         (a) any judgments, UCC's or liens against W.Va. Coal Co-Op Inc. in favor of David A. Ray should be subordinated to any liens against W.Va. Coal Co-Op Inc. and its assets, in favor of Nicholas Loan & Mortgage, Inc., the Plaintiff herein.

Footnote: 6     6The defendants also agreed, in light of the circuit court's ruling dismissing David and Gail Ray, to dismiss a counterclaim against Nicholas Loan for abuse of process.
Footnote: 7     7In the instant case, it appears that the liens were created voluntarily and by an agreement between the debtor, Gail Ray and W.Va. Coal Co-Op, and David Ray. The Act also governs liens created involuntarily, including judicial liens, common-law liens, and statutory liens. See W.Va. Code, 40-1A-1(h) and -1(l). These latter forms of liens do not appear to be at issue in this case.
Footnote: 8     8Nicholas Loan makes the inference that Gail and/or William Ray, by transferring their interest in their corporate properties to David Ray, intended to make themselves and W.Va. Coal Co-Op “judgment proof.” For instance, William Ray testified in a deposition that he has no salary, no retirement pension, and no real or personal property other than some clothes. The home in which Mr. and Mrs. Ray live was transferred to David Ray in 1985, prior to litigation involving another company operated by Mr. Ray.
Footnote: 9     9The defendants argue that the plaintiff also cannot prove that they “removed or concealed assets,” as set forth in W.Va. Code, 40-1A-4(b)(7). Conversely, Nicholas Loan suggests that William and Gail Ray removed assets from W.Va. Coal Co-Op and placed those assets elsewhere, including with Ray Sales, Inc., and suggests that other assets were concealed. However, we find no suggestion by Nicholas Loan that David Ray participated in those actions.
    Furthermore, William Ray testified that W.Va. Coal Co-Op had no material assets because all of the “unmortgaged” assets of W.Va. Coal Co-Op were “purchased” by Ray Sales, Inc. Nicholas Loan has not, however, alleged that this transfer of assets to Ray Sales was in any way fraudulent. Accordingly, we do not consider the application of W.Va. Code, 40-1A-4(b)(7) in the instant appeal, and leave the circuit court on remand to determine the statute's applicability.

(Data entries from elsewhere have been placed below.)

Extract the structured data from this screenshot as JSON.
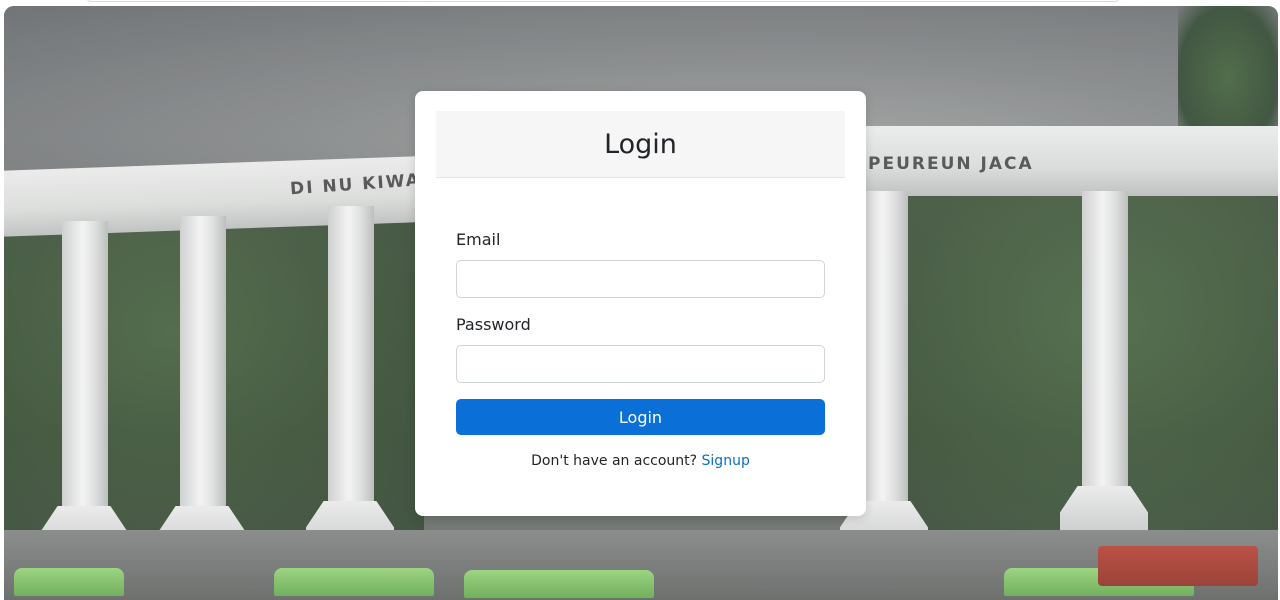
{
  "background": {
    "gate_text_left": "DI NU KIWARI",
    "gate_text_right": "PEUREUN JACA"
  },
  "login_card": {
    "title": "Login",
    "email_label": "Email",
    "email_value": "",
    "password_label": "Password",
    "password_value": "",
    "submit_label": "Login",
    "signup_prompt": "Don't have an account?",
    "signup_link": "Signup"
  },
  "colors": {
    "primary_button": "#0b6fd8",
    "link": "#0a6fc2",
    "card_header_bg": "#f6f6f6"
  }
}
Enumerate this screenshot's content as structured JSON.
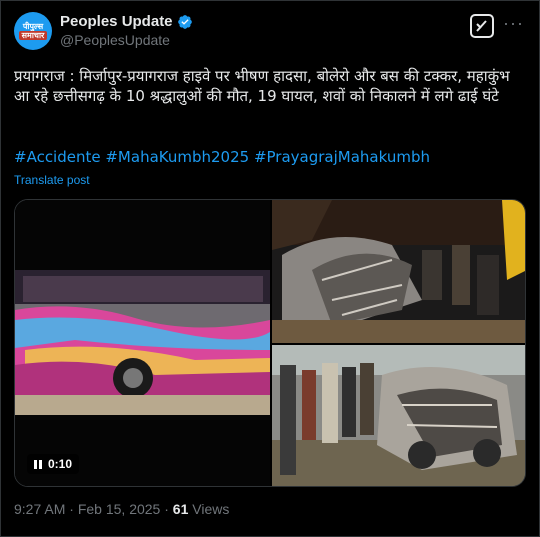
{
  "account": {
    "display_name": "Peoples Update",
    "handle": "@PeoplesUpdate",
    "avatar_line1": "पीपुल्स",
    "avatar_line2": "समाचार"
  },
  "post": {
    "text": "प्रयागराज : मिर्जापुर-प्रयागराज हाइवे पर भीषण हादसा, बोलेरो और बस की टक्कर, महाकुंभ आ रहे छत्तीसगढ़ के 10 श्रद्धालुओं की मौत, 19 घायल, शवों को निकालने में लगे ढाई घंटे",
    "hashtags": "#Accidente #MahaKumbh2025 #PrayagrajMahakumbh",
    "translate_label": "Translate post"
  },
  "media": {
    "video_time": "0:10"
  },
  "meta": {
    "time": "9:27 AM",
    "separator1": " · ",
    "date": "Feb 15, 2025",
    "separator2": " · ",
    "views_count": "61",
    "views_label": " Views"
  },
  "colors": {
    "accent": "#1d9bf0",
    "muted": "#71767b",
    "text": "#e7e9ea",
    "border": "#2f3336"
  },
  "icons": [
    "verified-badge-icon",
    "grok-icon",
    "more-options-icon",
    "pause-icon"
  ]
}
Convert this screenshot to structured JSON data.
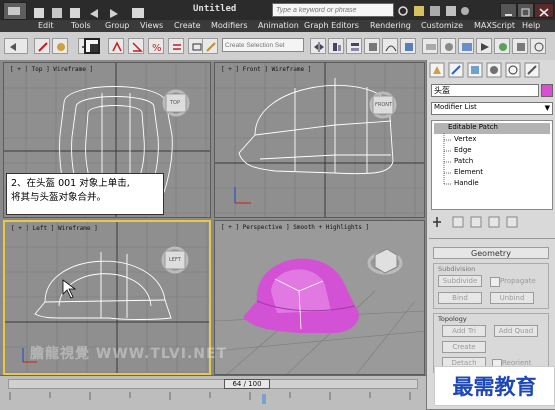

Footnote: 10     10Nicholas Loan argues that it is entitled to pursue a remedy directly from defendant David Ray, without specifying what that remedy might be. The circuit court did not address, and the parties did not brief, the question of what relief might be available to Nicholas Loan under the Act. See, e.g., W.Va. Code, 40-1A-7 [1986] (“Remedies of creditors”) and -8 [1986] (“Defenses, liability and protection of transferee”). We therefore decline to address the question, and leave the question to the circuit court for resolution on remand.